Task brief:
The entries that follow must be given again exactly, with no pictures kept.

Web page and app entries:

=====

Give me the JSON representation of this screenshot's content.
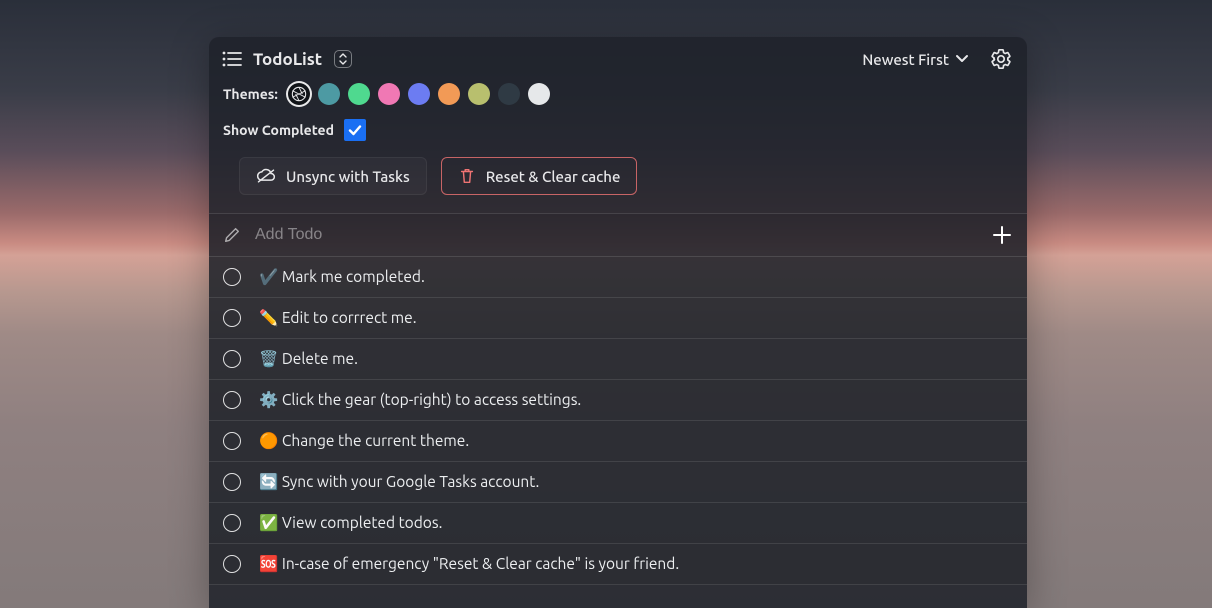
{
  "header": {
    "title": "TodoList",
    "sort_label": "Newest First"
  },
  "settings": {
    "themes_label": "Themes:",
    "theme_colors": [
      "#4d9aa3",
      "#4fd98f",
      "#f078b4",
      "#6c7cf2",
      "#f29a56",
      "#b8bf6e",
      "#2f3a44",
      "#e6e8ea"
    ],
    "show_completed_label": "Show Completed",
    "show_completed": true,
    "unsync_label": "Unsync with Tasks",
    "reset_label": "Reset & Clear cache"
  },
  "add": {
    "placeholder": "Add Todo"
  },
  "todos": [
    {
      "text": "✔️ Mark me completed."
    },
    {
      "text": "✏️ Edit to corrrect me."
    },
    {
      "text": "🗑️ Delete me."
    },
    {
      "text": "⚙️ Click the gear (top-right) to access settings."
    },
    {
      "text": "🟠 Change the current theme."
    },
    {
      "text": "🔄 Sync with your Google Tasks account."
    },
    {
      "text": "✅ View completed todos."
    },
    {
      "text": "🆘 In-case of emergency \"Reset & Clear cache\" is your friend."
    }
  ]
}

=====

Solution to this problem:
Give me the JSON representation of this screenshot's content.
{
  "header": {
    "title": "TodoList",
    "sort_label": "Newest First"
  },
  "settings": {
    "themes_label": "Themes:",
    "theme_colors": [
      "#4d9aa3",
      "#4fd98f",
      "#f078b4",
      "#6c7cf2",
      "#f29a56",
      "#b8bf6e",
      "#2f3a44",
      "#e6e8ea"
    ],
    "show_completed_label": "Show Completed",
    "show_completed": true,
    "unsync_label": "Unsync with Tasks",
    "reset_label": "Reset & Clear cache"
  },
  "add": {
    "placeholder": "Add Todo"
  },
  "todos": [
    {
      "text": "✔️ Mark me completed."
    },
    {
      "text": "✏️ Edit to corrrect me."
    },
    {
      "text": "🗑️ Delete me."
    },
    {
      "text": "⚙️ Click the gear (top-right) to access settings."
    },
    {
      "text": "🟠 Change the current theme."
    },
    {
      "text": "🔄 Sync with your Google Tasks account."
    },
    {
      "text": "✅ View completed todos."
    },
    {
      "text": "🆘 In-case of emergency \"Reset & Clear cache\" is your friend."
    }
  ]
}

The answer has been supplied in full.